November 17, 2015
Chapter 13: Stress and Police Personnel
Stress in the work place is very common; learning to deal with the stress and manage it may call for some assistance. Over the past years, the Science Community has researched with the help of the police profession to find a result for the abundance of police related stress in the work place. Programs were developed to help make administrators aware of the stress related causes. These would include stress and its relationship between adaptation and job related stress, multiple aspects of police suicide and what can be done to prevent, and others. Stress is defined as anything that places and adductive demand ...view middle of the document...
They are exposed to cruelty, aggression and violence on a daily basis. Some stressors are being judged by the media and killing suspects in the line of duty is on top of the list. Racial conflict fell last, whereas African Americans inadequate support from the department was the highest ranking stressor (Swanson, Territo, Taylor, 544-548).
Deadly force stress attached to an Officer Involved Shooting (OIS) include reaction taken on life, response from peers and family, rigorous examination, disciplinary action, criminal prosecution, civil litigation, and unwanted media attention. Post shooting reaction has five basic phases; concerns about being able to pull the trigger when the time comes, the actual killing experience, exhilaration and the recoil, remorse, and nausea phases. Posttraumatic Stress disorder (PTSD) is commonly seen during this time. Common symptoms of PTSD are headache, upset stomach, nausea, weakness, fatigue, muscle tension and twitches just to name a few. The final phase is the rationalization and acceptance. Worst case scenario the officer enters into a prolonged posttraumatic phase because sufficient resolutions never occur resulting in an end to the officer’s career (Swanson, Territo, Taylor, 552-556).

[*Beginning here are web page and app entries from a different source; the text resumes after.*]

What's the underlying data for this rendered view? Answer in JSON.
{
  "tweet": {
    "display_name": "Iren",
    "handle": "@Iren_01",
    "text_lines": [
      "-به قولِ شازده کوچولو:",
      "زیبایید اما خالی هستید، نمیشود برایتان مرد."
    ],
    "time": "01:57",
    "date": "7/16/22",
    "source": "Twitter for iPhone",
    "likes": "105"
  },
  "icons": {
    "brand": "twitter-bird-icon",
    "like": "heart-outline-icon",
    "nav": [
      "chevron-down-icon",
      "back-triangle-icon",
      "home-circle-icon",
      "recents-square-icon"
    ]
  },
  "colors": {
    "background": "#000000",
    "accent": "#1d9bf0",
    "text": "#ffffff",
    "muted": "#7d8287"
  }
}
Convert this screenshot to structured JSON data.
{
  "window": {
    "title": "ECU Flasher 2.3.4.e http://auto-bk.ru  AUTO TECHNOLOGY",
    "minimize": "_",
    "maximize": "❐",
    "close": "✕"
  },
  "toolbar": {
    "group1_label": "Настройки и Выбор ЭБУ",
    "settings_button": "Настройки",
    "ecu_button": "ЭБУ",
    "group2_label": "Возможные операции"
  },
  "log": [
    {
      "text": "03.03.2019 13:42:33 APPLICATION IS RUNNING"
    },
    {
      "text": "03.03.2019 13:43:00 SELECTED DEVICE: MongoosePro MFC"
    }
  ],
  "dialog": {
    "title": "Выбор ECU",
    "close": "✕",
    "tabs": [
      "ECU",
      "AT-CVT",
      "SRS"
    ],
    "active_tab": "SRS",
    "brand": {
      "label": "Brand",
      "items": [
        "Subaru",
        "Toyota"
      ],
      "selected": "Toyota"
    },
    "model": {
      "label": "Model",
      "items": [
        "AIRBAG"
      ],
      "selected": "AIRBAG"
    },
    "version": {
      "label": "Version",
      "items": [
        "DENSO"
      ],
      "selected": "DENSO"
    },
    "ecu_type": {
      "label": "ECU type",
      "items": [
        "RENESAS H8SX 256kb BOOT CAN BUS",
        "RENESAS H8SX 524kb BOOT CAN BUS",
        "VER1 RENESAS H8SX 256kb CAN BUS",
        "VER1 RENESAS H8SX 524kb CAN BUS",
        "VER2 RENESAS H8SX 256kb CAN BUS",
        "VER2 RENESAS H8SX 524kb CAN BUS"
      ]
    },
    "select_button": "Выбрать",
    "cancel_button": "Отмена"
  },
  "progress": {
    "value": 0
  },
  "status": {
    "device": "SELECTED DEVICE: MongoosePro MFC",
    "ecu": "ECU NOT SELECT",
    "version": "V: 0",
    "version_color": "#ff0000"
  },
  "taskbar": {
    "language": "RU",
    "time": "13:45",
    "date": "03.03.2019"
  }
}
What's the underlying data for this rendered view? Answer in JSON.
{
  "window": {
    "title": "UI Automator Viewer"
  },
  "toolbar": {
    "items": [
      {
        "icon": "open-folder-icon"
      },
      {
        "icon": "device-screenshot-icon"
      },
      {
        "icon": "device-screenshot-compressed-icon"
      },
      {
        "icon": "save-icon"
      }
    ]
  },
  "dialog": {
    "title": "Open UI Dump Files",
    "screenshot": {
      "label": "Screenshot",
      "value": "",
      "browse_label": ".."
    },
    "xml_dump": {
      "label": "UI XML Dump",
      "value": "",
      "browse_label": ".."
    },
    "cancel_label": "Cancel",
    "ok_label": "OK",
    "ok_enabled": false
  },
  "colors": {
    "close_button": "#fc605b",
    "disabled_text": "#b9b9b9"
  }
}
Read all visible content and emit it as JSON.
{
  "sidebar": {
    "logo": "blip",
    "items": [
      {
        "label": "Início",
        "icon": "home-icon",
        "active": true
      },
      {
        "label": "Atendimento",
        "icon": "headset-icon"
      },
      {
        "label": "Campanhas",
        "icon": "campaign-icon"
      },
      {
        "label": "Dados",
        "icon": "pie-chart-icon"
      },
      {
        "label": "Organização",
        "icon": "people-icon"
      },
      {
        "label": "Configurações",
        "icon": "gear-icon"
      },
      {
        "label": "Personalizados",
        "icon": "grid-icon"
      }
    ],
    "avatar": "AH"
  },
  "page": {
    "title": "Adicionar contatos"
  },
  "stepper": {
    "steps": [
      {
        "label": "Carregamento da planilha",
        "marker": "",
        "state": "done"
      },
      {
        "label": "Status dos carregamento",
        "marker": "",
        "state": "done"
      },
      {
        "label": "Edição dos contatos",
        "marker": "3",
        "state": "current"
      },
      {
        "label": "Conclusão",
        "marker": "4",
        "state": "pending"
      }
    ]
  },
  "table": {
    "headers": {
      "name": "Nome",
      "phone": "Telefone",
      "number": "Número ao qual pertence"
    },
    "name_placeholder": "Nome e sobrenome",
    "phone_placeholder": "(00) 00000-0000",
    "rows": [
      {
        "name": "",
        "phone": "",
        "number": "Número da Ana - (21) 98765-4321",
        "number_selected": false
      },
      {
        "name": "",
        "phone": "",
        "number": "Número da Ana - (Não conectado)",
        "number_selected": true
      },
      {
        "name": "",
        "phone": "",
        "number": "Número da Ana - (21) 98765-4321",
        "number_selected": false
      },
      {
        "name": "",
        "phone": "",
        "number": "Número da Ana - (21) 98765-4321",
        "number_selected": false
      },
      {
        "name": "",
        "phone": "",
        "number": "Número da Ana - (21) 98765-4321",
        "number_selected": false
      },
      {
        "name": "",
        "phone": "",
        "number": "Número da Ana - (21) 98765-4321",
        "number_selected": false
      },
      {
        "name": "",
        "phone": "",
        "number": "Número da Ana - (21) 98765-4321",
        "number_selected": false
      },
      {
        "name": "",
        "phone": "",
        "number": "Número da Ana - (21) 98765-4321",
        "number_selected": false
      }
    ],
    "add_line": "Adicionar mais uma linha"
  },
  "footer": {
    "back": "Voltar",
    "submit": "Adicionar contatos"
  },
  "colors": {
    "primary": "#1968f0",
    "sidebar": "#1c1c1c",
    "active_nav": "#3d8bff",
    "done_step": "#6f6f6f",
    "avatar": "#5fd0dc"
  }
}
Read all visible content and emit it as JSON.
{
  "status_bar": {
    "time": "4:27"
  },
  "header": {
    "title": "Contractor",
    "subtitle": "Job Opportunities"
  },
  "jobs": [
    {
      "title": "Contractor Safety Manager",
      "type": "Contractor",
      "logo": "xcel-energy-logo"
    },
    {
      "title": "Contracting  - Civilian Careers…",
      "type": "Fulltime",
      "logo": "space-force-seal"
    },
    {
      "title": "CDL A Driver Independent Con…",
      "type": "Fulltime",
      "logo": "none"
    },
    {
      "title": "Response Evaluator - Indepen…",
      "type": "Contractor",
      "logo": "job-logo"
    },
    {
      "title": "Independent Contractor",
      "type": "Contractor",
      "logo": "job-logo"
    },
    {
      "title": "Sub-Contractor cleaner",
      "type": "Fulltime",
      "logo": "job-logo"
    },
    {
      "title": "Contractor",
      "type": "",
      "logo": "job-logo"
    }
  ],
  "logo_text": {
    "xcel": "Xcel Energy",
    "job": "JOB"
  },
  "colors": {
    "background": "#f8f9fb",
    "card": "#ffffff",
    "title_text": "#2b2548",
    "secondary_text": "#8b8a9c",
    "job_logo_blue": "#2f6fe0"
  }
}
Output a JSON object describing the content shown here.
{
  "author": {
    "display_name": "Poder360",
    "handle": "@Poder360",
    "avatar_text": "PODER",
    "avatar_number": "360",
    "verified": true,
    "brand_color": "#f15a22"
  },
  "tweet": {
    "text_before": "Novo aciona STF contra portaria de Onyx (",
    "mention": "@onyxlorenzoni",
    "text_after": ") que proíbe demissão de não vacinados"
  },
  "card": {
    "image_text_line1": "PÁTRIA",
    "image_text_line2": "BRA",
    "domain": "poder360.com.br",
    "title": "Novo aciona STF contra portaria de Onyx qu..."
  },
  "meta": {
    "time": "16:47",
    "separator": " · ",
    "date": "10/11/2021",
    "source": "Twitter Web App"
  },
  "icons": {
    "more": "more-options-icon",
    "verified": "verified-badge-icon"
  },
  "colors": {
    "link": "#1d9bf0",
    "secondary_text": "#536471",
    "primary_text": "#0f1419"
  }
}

Suicide by Cop (SBC) are individuals who wish to die and therefore use the police to affect their goal, when such shootings are clearly justified and the event is quite stressful for the officers. SBC and police officers as victims have to determine the suspect’s weapon to be inoperative. If not, the suspect is otherwise responsible for a confrontation to bring about his or her death at the hands of the authorities. The officer may question his or her own reaction to this confrontation. Society may be quick to allot for the dead suspect to be the victim, but in fact it was the officer who was the real victim. The officer was unequivocally forced into this situation by the suicidal person. The department is obligated to support the victim officer in such circumstances, and communicate to the victim that he or she was professionally justified (Swanson, Territo, Taylor, 556-558).
Alcoholism plays a significant role with difficulties for law enforcement. Warning signs of its abuse include complaints by citizens, intoxication on a twenty-four seven basis, insubordination noticed by supervisors, and reduction in overall performance. In the world of law enforcement, the temptation to become heavily involved with alcohol increases substantially. According to Swanson, Taylor, and Territo, “Police departments traditionally adhere to the ‘character flaw’ theory of alcoholism.” This meant that officers with an alcohol problem would be denounced then relieved from their duties, without being offered assistance in rehabilitation. Today, the ‘character flaw’ theory has been abandoned for a more graceful alternative (Swanson, Territo, Taylor, 559-560).
Recovery efforts now sit at the forefront of the battle against alcoholism. Affected...